The data Block Start

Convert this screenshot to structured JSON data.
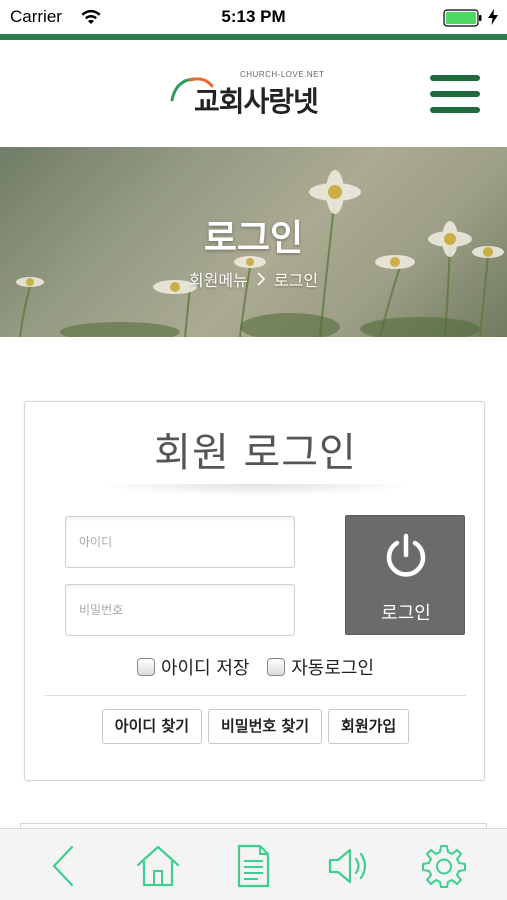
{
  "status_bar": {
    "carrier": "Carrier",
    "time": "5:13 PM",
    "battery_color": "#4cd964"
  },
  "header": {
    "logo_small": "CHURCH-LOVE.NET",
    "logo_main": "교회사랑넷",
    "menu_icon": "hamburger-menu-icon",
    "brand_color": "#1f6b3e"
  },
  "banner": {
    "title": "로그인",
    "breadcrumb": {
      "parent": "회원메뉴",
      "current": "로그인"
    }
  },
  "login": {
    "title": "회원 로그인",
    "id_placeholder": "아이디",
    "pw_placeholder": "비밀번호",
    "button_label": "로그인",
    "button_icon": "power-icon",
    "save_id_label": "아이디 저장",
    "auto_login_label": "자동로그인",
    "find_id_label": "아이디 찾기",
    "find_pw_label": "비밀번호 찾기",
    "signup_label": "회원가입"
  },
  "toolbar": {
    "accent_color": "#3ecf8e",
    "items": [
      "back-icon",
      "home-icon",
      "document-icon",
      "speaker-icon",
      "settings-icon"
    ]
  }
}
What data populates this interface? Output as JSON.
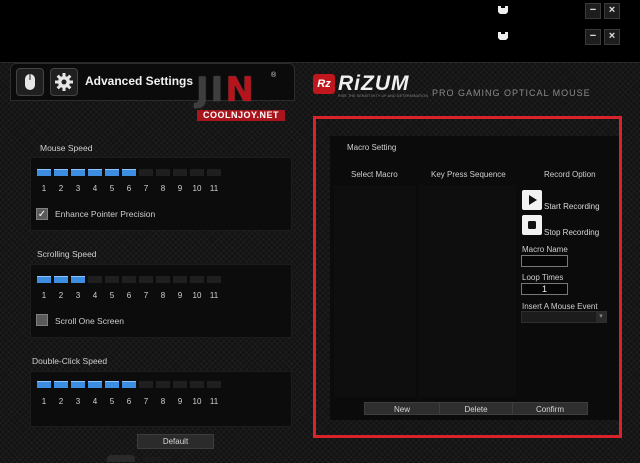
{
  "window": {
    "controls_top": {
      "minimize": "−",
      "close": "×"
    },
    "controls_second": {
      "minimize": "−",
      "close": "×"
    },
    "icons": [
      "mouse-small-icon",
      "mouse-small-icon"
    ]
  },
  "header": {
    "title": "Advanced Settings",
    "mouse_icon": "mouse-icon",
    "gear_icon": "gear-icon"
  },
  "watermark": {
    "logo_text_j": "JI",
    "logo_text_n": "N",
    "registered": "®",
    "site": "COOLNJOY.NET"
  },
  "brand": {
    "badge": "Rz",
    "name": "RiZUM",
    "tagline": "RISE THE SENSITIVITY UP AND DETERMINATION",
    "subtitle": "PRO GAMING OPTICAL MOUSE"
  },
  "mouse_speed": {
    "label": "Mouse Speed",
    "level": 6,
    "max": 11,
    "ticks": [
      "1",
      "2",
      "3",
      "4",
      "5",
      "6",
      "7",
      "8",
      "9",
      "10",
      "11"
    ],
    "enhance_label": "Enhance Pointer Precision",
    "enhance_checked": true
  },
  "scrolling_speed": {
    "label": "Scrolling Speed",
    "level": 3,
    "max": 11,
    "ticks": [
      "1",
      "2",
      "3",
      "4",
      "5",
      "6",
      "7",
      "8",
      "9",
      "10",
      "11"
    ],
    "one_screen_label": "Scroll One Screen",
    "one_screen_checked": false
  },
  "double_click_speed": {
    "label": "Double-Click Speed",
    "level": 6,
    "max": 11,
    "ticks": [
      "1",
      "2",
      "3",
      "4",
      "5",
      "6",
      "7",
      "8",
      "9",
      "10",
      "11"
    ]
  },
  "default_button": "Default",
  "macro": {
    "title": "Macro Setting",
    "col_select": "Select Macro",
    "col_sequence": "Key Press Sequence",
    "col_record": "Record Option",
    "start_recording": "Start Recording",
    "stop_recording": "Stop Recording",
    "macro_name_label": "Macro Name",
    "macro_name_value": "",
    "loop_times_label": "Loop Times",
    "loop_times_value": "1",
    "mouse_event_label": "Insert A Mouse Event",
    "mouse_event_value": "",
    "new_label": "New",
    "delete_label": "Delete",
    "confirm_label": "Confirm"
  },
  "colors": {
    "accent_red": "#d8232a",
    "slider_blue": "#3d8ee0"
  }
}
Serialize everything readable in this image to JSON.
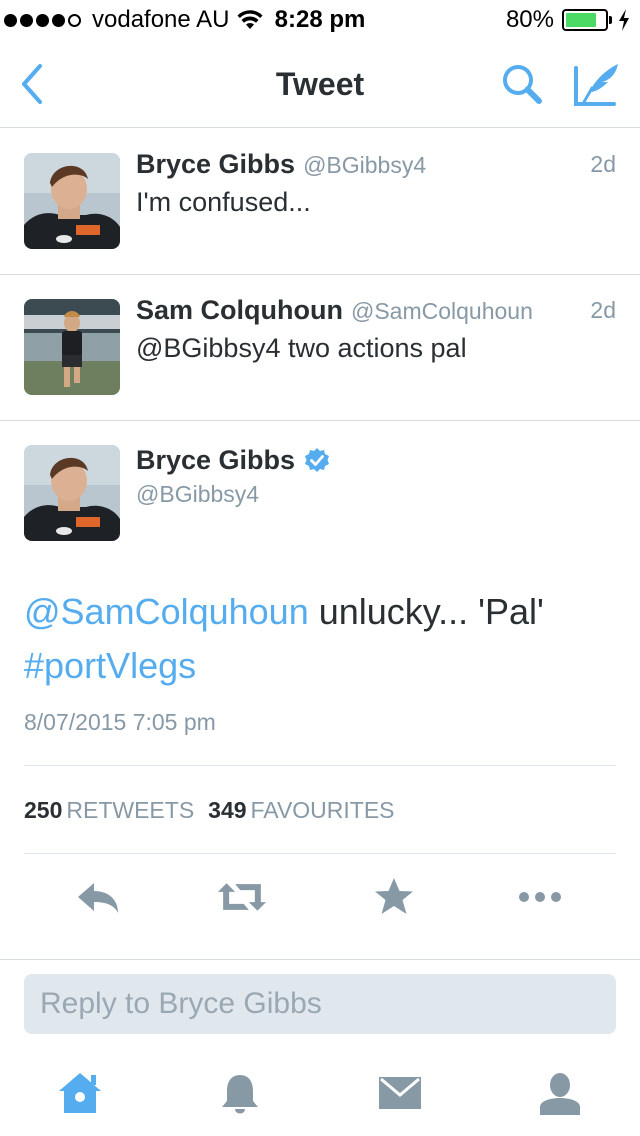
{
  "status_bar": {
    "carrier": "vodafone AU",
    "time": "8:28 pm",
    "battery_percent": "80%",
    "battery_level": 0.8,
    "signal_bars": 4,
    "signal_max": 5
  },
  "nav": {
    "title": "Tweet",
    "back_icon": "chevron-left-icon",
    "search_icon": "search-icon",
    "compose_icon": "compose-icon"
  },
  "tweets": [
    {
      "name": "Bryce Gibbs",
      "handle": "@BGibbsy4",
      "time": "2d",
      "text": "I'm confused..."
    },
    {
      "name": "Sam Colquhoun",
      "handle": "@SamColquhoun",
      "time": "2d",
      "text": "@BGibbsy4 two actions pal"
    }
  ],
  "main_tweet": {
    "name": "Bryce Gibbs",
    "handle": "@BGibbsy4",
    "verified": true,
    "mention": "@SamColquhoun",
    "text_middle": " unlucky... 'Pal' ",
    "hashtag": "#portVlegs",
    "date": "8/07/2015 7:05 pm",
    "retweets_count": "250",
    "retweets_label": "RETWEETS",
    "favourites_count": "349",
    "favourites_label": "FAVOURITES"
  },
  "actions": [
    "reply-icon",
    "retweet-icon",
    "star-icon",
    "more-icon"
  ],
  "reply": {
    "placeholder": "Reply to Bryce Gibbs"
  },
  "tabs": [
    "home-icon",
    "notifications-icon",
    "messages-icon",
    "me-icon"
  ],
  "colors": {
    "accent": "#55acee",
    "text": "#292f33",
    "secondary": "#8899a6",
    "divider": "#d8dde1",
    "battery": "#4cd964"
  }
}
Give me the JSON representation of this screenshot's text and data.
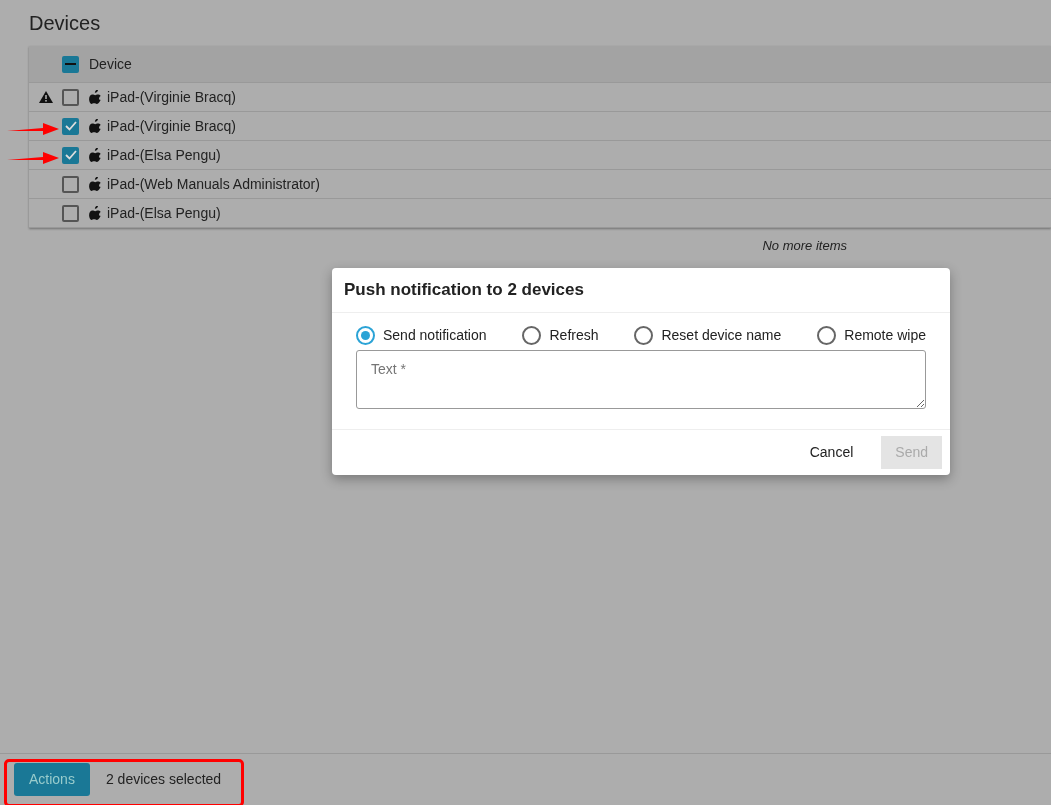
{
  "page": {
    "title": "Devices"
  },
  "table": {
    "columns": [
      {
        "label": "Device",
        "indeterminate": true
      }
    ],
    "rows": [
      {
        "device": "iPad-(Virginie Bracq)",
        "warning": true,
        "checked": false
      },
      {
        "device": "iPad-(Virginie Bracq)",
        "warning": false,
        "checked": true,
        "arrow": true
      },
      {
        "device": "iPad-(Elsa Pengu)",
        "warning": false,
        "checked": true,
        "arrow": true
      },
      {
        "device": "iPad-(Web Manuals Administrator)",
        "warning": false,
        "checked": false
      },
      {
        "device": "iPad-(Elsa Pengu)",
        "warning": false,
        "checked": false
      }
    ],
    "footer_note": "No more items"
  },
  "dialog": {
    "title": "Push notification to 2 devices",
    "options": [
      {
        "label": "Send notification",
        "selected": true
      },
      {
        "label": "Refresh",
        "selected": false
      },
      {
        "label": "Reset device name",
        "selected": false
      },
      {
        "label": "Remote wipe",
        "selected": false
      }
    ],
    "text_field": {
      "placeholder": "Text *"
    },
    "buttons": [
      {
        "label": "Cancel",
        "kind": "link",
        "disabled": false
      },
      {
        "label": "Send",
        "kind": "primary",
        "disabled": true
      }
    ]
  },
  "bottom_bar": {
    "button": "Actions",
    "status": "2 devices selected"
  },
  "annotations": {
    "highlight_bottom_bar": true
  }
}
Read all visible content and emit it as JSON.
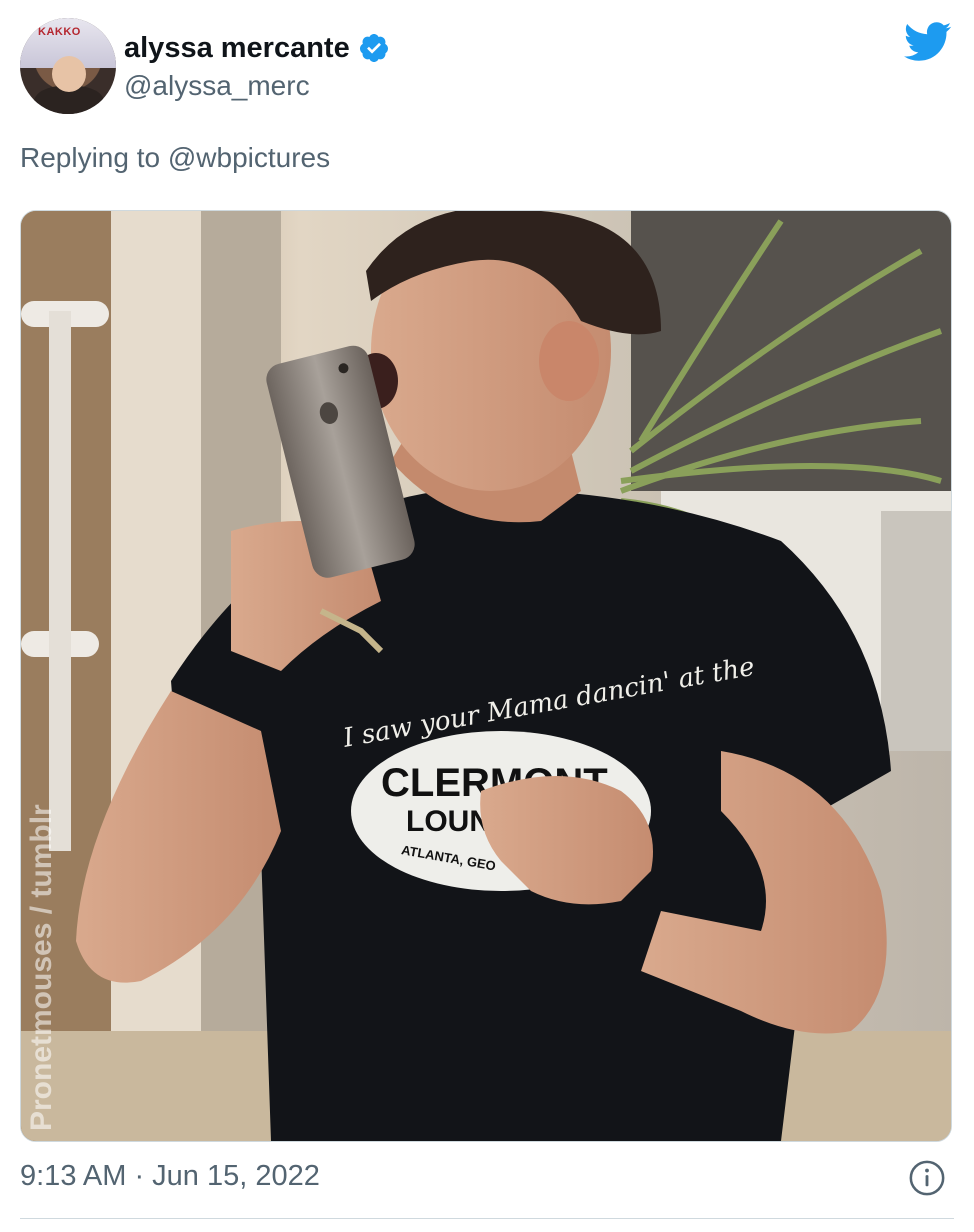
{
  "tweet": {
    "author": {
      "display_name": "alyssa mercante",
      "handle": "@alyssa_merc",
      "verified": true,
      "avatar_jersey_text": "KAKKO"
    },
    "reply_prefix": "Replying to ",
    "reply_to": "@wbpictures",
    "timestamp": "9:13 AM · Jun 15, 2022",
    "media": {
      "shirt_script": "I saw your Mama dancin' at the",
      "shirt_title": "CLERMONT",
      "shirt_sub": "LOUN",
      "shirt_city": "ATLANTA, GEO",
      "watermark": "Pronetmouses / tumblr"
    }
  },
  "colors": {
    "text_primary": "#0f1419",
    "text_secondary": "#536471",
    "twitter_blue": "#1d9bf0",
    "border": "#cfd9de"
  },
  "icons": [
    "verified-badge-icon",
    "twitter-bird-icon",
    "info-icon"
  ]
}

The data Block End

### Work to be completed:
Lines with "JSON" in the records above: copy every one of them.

### Problem solution:
Convert this screenshot to structured JSON data.
What data populates this interface? Output as JSON.
Serialize everything readable in this image to JSON.
Give me the JSON representation of this screenshot's text and data.
Read all visible content and emit it as JSON.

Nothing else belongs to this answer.